▸ PROVIDED RECORDS

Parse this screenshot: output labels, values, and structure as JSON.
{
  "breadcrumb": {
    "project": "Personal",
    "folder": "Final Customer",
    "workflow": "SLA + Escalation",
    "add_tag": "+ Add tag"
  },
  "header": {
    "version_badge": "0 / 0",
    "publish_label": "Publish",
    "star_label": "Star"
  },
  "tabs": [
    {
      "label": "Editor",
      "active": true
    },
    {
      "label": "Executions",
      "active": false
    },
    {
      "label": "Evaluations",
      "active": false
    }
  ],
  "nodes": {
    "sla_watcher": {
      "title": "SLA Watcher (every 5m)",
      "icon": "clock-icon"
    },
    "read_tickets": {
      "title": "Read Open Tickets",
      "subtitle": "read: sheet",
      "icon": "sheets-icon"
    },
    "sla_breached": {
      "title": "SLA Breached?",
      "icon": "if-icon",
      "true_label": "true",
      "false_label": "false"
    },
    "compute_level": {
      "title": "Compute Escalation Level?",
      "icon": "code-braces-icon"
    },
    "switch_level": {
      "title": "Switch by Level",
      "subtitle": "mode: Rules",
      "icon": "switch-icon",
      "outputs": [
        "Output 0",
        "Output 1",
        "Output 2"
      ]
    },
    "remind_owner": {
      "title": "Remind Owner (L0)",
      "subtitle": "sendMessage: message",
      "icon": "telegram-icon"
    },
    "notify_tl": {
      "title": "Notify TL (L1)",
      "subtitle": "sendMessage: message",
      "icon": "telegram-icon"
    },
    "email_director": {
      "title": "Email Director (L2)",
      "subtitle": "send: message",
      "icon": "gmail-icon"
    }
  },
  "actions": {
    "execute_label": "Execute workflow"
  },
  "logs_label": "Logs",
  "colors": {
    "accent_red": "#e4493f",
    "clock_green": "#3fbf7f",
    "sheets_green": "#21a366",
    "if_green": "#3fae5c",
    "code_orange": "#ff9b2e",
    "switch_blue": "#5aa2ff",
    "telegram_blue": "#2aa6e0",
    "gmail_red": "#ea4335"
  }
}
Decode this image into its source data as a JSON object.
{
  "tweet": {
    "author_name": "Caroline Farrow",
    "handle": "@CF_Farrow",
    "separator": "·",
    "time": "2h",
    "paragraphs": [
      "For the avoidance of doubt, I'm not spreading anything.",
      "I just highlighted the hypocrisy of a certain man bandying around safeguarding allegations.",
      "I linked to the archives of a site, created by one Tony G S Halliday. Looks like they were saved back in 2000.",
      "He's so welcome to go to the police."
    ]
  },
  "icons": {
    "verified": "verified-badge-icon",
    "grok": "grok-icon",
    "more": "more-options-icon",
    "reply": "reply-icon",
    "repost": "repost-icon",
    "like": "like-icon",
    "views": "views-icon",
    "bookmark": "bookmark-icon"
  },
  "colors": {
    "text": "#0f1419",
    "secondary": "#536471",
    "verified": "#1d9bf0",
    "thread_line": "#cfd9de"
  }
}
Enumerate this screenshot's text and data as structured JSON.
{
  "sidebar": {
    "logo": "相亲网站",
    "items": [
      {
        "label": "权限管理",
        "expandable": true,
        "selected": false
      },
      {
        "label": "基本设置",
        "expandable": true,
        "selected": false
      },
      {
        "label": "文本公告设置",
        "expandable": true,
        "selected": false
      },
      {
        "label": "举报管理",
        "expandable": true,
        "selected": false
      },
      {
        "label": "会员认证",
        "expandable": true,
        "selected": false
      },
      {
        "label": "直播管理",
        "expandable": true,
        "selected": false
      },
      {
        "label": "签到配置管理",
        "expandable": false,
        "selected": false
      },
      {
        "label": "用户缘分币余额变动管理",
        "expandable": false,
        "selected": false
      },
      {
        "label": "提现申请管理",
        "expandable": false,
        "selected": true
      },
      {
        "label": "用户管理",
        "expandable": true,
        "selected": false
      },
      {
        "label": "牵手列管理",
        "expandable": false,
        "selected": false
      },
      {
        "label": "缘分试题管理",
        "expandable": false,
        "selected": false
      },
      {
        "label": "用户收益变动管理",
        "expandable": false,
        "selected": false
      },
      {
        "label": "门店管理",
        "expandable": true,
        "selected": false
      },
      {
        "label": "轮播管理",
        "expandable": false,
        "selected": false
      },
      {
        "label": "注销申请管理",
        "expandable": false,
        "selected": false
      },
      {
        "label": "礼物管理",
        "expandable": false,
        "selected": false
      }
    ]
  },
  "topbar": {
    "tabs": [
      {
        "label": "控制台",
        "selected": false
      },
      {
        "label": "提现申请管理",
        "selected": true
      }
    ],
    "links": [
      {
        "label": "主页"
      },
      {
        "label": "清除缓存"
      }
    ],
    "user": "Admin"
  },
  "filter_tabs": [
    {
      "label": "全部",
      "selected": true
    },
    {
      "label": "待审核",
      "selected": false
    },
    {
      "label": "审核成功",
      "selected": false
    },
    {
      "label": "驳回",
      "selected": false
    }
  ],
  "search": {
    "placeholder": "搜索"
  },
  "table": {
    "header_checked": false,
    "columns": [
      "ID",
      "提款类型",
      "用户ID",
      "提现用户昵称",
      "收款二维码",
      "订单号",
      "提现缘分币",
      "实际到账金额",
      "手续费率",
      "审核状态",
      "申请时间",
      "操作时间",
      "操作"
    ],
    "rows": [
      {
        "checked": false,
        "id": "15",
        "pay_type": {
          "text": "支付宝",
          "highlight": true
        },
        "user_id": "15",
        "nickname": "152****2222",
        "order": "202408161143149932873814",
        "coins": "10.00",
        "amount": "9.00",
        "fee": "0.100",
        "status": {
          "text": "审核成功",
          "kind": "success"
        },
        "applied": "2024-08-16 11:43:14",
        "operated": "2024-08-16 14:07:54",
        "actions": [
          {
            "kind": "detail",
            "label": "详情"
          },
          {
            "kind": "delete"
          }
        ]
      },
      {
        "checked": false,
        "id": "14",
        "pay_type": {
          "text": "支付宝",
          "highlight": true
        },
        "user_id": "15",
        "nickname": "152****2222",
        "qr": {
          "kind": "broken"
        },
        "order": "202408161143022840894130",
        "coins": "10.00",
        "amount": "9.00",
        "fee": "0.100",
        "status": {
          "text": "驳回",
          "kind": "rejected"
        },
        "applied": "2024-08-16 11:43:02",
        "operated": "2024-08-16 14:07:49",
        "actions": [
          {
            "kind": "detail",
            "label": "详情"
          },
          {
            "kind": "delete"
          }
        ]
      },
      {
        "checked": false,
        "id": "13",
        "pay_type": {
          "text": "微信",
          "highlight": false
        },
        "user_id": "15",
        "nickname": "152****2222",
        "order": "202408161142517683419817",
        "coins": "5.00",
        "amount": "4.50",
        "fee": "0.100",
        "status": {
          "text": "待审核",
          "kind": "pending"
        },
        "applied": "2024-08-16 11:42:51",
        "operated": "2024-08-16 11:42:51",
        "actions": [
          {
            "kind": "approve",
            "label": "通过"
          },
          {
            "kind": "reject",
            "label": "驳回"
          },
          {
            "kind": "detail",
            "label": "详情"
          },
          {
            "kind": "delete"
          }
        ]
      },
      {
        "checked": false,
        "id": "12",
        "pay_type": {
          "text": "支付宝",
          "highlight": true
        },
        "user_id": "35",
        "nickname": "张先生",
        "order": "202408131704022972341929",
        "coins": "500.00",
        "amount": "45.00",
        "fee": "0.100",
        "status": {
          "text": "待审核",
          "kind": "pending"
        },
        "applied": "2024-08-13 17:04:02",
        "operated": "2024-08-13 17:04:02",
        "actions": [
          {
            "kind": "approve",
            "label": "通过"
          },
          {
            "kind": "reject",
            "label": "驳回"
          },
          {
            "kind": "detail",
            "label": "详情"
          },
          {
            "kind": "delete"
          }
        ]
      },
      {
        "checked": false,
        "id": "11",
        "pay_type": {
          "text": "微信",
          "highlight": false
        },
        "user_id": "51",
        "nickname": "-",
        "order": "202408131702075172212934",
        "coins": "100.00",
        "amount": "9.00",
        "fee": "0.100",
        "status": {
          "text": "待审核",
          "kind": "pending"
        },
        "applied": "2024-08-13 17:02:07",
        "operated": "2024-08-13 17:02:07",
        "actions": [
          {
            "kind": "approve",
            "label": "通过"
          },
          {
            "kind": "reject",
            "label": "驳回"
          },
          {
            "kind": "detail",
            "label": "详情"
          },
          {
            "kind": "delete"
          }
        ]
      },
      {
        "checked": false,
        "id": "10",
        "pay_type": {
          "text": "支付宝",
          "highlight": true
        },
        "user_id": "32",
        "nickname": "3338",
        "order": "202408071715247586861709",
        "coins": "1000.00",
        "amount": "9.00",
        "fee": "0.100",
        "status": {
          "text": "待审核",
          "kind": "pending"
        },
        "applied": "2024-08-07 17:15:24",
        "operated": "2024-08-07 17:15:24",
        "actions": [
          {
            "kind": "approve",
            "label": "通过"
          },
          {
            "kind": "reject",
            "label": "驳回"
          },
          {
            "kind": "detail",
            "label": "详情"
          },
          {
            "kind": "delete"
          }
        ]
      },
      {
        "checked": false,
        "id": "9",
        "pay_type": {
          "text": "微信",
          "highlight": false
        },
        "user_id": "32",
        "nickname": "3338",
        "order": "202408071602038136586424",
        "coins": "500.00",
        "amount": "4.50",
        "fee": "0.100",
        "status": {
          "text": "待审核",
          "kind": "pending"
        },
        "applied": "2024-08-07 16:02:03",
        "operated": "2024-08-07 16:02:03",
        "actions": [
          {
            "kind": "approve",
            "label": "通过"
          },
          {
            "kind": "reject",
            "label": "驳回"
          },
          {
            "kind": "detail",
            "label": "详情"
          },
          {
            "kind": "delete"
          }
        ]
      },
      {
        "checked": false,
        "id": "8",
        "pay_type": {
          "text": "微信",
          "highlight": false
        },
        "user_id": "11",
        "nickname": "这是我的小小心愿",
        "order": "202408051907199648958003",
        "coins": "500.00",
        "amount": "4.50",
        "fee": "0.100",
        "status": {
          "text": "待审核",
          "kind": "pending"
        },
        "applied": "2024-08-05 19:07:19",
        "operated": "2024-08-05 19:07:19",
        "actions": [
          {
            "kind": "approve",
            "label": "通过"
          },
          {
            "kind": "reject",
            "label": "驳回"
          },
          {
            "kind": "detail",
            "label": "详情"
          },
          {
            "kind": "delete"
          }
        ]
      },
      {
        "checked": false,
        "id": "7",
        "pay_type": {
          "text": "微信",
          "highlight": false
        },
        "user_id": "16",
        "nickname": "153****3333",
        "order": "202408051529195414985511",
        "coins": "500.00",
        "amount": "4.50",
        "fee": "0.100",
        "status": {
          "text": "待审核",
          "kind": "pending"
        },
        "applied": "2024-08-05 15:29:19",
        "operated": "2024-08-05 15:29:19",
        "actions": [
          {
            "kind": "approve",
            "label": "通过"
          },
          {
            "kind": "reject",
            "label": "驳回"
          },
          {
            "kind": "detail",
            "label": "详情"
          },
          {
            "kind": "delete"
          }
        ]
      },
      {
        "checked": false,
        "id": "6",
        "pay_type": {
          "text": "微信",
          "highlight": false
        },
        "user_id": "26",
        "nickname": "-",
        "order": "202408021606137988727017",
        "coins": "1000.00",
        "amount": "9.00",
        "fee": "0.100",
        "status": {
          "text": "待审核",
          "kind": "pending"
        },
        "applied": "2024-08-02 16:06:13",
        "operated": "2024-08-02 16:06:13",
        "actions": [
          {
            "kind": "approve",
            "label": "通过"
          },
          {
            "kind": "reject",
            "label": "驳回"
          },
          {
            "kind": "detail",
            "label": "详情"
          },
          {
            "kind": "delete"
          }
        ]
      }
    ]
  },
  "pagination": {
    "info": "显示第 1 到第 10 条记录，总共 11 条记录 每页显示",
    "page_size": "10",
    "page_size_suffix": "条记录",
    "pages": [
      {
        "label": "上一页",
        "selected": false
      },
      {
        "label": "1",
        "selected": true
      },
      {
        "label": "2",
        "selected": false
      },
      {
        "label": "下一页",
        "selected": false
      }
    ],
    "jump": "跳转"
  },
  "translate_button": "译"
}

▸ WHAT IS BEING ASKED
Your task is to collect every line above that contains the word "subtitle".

▸ TASK RESULT
      "subtitle": "read: sheet",
      "subtitle": "mode: Rules",
      "subtitle": "sendMessage: message",
      "subtitle": "sendMessage: message",
      "subtitle": "send: message",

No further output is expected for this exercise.